---------- Extracted entries ----------

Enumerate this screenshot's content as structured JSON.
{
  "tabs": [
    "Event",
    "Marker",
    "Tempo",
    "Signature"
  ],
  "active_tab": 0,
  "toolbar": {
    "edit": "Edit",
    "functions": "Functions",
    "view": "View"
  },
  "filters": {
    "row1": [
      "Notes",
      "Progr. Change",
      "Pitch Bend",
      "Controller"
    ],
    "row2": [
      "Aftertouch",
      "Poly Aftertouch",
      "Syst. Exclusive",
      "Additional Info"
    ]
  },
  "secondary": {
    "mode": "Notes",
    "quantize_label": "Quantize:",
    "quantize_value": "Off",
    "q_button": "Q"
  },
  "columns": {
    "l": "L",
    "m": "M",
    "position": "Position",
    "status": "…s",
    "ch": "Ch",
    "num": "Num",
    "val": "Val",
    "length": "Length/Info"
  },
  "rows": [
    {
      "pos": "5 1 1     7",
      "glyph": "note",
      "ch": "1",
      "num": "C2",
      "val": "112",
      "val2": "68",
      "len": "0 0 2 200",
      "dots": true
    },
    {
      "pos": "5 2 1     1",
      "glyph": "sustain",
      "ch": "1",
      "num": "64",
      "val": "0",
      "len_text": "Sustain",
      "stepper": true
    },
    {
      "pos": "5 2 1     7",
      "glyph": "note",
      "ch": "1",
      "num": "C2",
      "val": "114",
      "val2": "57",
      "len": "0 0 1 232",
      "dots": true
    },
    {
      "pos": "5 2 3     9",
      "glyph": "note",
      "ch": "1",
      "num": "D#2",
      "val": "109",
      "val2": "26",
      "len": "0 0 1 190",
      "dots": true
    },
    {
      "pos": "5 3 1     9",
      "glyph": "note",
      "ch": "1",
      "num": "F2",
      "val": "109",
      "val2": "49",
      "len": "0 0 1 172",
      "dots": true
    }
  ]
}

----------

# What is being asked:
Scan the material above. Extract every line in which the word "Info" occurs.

# Finished exercise:
      "Additional Info"
    "length": "Length/Info"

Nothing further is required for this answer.